Activity ->
Copy every entry below exactly, and keep out the pictures.
━━━ Available records
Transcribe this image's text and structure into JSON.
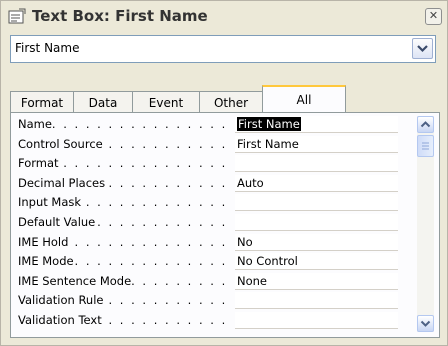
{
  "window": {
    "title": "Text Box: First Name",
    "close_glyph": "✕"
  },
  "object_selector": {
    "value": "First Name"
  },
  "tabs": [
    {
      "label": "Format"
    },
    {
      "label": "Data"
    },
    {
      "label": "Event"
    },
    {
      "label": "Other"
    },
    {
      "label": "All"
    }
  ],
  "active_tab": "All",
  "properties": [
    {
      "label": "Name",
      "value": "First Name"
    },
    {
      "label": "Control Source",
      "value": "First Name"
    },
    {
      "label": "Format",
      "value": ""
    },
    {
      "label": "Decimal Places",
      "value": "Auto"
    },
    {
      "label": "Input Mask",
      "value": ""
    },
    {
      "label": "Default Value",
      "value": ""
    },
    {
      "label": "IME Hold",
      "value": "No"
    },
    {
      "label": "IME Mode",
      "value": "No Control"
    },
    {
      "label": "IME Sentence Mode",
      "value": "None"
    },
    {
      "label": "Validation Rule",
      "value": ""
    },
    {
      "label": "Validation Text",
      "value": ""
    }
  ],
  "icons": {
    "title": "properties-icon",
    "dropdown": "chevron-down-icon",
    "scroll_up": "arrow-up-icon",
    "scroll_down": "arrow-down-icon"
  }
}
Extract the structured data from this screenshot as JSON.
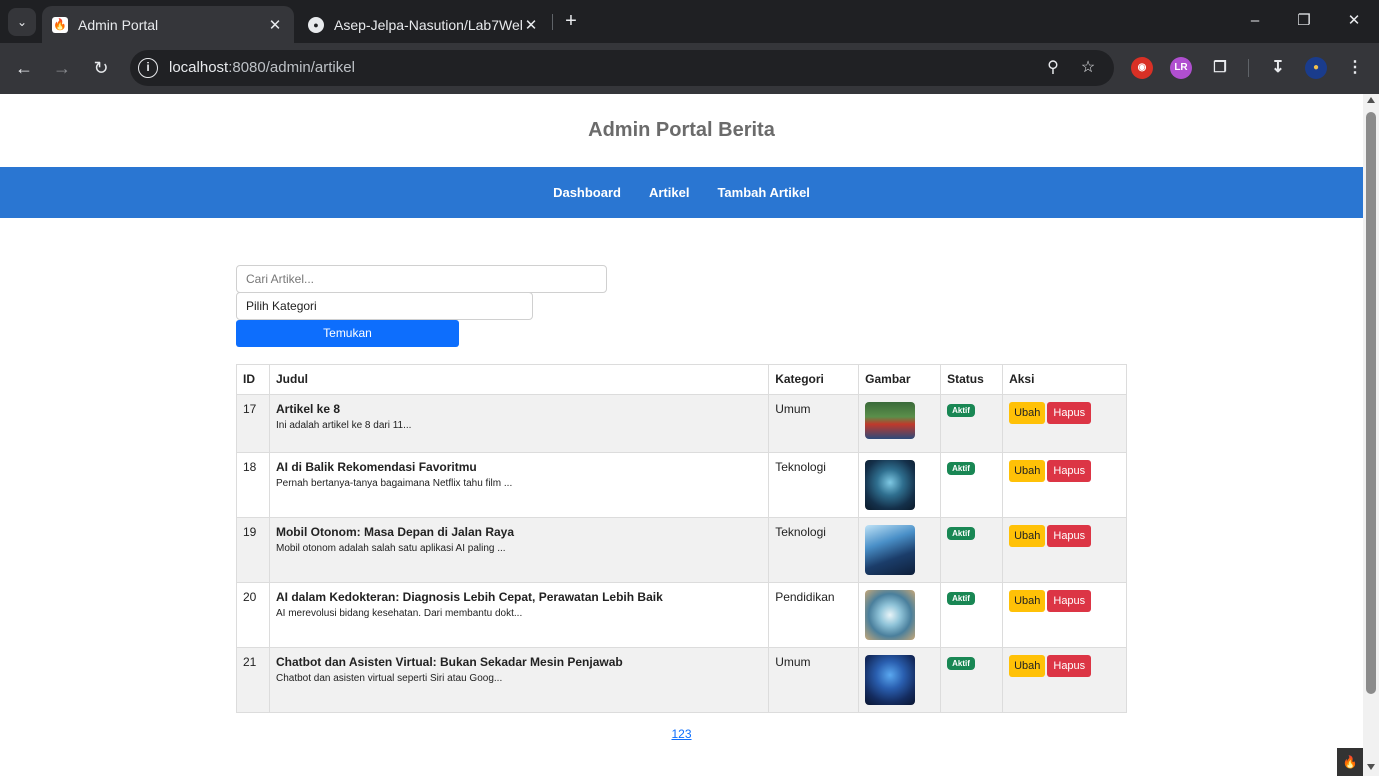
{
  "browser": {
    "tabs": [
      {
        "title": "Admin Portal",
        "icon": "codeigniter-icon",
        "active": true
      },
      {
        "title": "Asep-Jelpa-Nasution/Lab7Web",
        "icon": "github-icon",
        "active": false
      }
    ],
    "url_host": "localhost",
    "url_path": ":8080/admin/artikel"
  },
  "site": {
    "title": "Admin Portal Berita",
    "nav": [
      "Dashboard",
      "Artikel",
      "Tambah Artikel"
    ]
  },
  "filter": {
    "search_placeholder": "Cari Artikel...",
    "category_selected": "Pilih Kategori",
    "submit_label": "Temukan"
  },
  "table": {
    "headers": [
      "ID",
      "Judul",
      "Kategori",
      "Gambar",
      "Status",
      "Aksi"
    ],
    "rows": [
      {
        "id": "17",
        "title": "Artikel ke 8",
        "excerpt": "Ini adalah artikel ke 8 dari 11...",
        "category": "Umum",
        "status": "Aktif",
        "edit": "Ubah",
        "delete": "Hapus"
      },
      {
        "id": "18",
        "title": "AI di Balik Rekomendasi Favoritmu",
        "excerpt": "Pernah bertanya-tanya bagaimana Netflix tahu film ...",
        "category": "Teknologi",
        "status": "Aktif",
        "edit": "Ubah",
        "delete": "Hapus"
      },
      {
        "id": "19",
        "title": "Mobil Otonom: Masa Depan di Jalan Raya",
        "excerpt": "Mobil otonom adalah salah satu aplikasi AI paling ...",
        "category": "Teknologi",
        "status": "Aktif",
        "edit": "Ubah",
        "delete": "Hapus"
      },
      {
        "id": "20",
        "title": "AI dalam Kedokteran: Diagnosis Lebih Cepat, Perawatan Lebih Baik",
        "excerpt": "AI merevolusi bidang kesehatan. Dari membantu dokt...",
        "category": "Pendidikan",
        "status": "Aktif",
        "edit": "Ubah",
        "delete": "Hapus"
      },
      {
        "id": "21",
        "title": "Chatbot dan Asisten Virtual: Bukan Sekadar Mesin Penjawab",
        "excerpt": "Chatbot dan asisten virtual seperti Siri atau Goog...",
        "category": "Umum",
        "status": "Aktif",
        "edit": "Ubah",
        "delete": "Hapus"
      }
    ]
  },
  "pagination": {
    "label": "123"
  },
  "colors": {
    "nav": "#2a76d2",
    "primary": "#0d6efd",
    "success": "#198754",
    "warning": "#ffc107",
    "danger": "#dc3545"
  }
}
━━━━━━
Finished exercise ->
Transcribe this image's text and structure into JSON.
{
  "window": {
    "title": "Text Box: First Name",
    "close_glyph": "✕"
  },
  "object_selector": {
    "value": "First Name"
  },
  "tabs": [
    {
      "label": "Format"
    },
    {
      "label": "Data"
    },
    {
      "label": "Event"
    },
    {
      "label": "Other"
    },
    {
      "label": "All"
    }
  ],
  "active_tab": "All",
  "properties": [
    {
      "label": "Name",
      "value": "First Name"
    },
    {
      "label": "Control Source",
      "value": "First Name"
    },
    {
      "label": "Format",
      "value": ""
    },
    {
      "label": "Decimal Places",
      "value": "Auto"
    },
    {
      "label": "Input Mask",
      "value": ""
    },
    {
      "label": "Default Value",
      "value": ""
    },
    {
      "label": "IME Hold",
      "value": "No"
    },
    {
      "label": "IME Mode",
      "value": "No Control"
    },
    {
      "label": "IME Sentence Mode",
      "value": "None"
    },
    {
      "label": "Validation Rule",
      "value": ""
    },
    {
      "label": "Validation Text",
      "value": ""
    }
  ],
  "icons": {
    "title": "properties-icon",
    "dropdown": "chevron-down-icon",
    "scroll_up": "arrow-up-icon",
    "scroll_down": "arrow-down-icon"
  }
}
Extract the structured data from this screenshot as JSON.
{
  "browser": {
    "tabs": [
      {
        "title": "Admin Portal",
        "icon": "codeigniter-icon",
        "active": true
      },
      {
        "title": "Asep-Jelpa-Nasution/Lab7Web",
        "icon": "github-icon",
        "active": false
      }
    ],
    "url_host": "localhost",
    "url_path": ":8080/admin/artikel"
  },
  "site": {
    "title": "Admin Portal Berita",
    "nav": [
      "Dashboard",
      "Artikel",
      "Tambah Artikel"
    ]
  },
  "filter": {
    "search_placeholder": "Cari Artikel...",
    "category_selected": "Pilih Kategori",
    "submit_label": "Temukan"
  },
  "table": {
    "headers": [
      "ID",
      "Judul",
      "Kategori",
      "Gambar",
      "Status",
      "Aksi"
    ],
    "rows": [
      {
        "id": "17",
        "title": "Artikel ke 8",
        "excerpt": "Ini adalah artikel ke 8 dari 11...",
        "category": "Umum",
        "status": "Aktif",
        "edit": "Ubah",
        "delete": "Hapus"
      },
      {
        "id": "18",
        "title": "AI di Balik Rekomendasi Favoritmu",
        "excerpt": "Pernah bertanya-tanya bagaimana Netflix tahu film ...",
        "category": "Teknologi",
        "status": "Aktif",
        "edit": "Ubah",
        "delete": "Hapus"
      },
      {
        "id": "19",
        "title": "Mobil Otonom: Masa Depan di Jalan Raya",
        "excerpt": "Mobil otonom adalah salah satu aplikasi AI paling ...",
        "category": "Teknologi",
        "status": "Aktif",
        "edit": "Ubah",
        "delete": "Hapus"
      },
      {
        "id": "20",
        "title": "AI dalam Kedokteran: Diagnosis Lebih Cepat, Perawatan Lebih Baik",
        "excerpt": "AI merevolusi bidang kesehatan. Dari membantu dokt...",
        "category": "Pendidikan",
        "status": "Aktif",
        "edit": "Ubah",
        "delete": "Hapus"
      },
      {
        "id": "21",
        "title": "Chatbot dan Asisten Virtual: Bukan Sekadar Mesin Penjawab",
        "excerpt": "Chatbot dan asisten virtual seperti Siri atau Goog...",
        "category": "Umum",
        "status": "Aktif",
        "edit": "Ubah",
        "delete": "Hapus"
      }
    ]
  },
  "pagination": {
    "label": "123"
  },
  "colors": {
    "nav": "#2a76d2",
    "primary": "#0d6efd",
    "success": "#198754",
    "warning": "#ffc107",
    "danger": "#dc3545"
  }
}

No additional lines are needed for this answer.